In the U.S.A the parrot causes lots of harm such as harming the agriculture it eats the crops and kills them. Their main target is cereal and orchard crops. It also can kill native species such as a native plant or it can kill a crop that the crop helps other native species which then with the parrot killing that plant it will also kill the native species. The parrot can also irritate some people. Some people like to have them as pets and teach the parrot’s tricks and how to speak. Other people want them dead either because the parrots have been killing there crops or just bugging them.
Scientists aren’t really taking the monk parakeet’s threat into consideration. The only thing they try to push humans to do is when they see a monk parakeets nest TAKE IT DOWN. Also if you are a pet owner they strongly recommended you keep your parrot indoors at ALL times, make sure there is no way it can escape cause once it escapes there’s no way you can really stop it.
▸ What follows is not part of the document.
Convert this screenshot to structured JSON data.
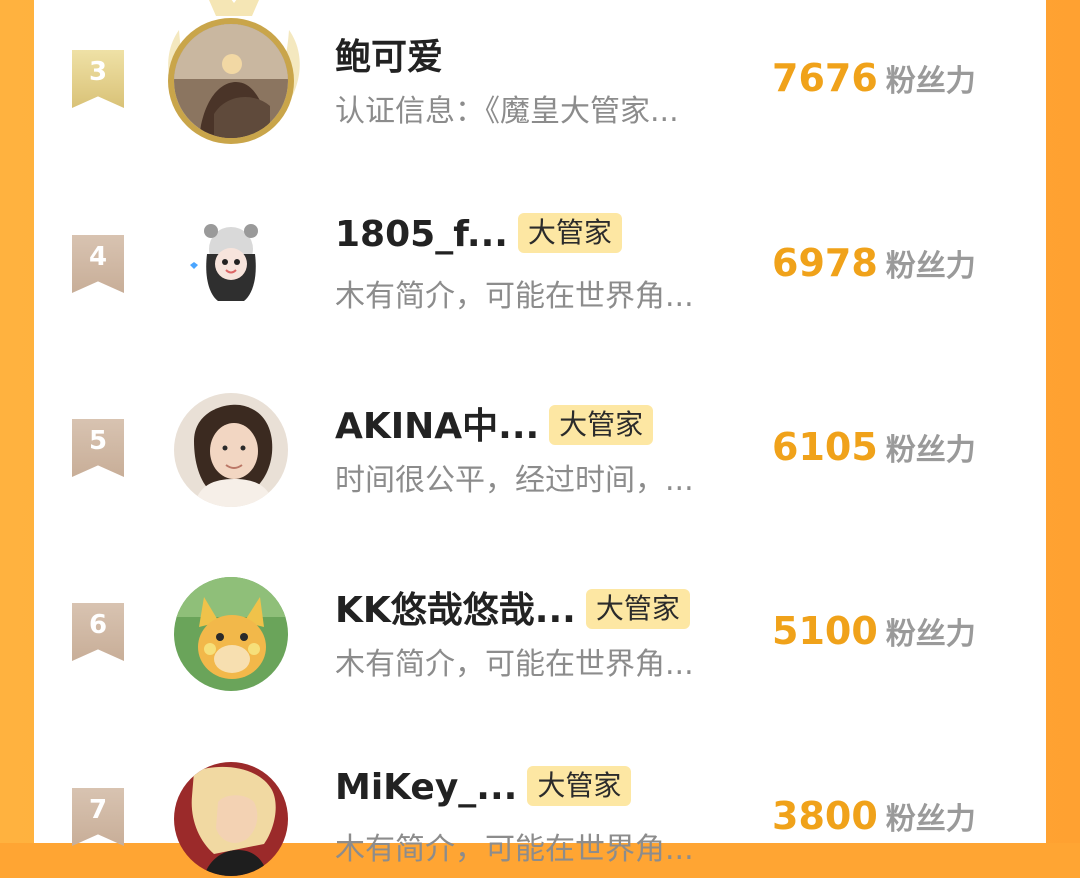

I don’t think that anyone should get so worried about the Monk parakeets threat. There are a lot of other things that are causing more destructive damage. The parakeets are very cute animals and only cause the threat of agriculture because it’s their way of life.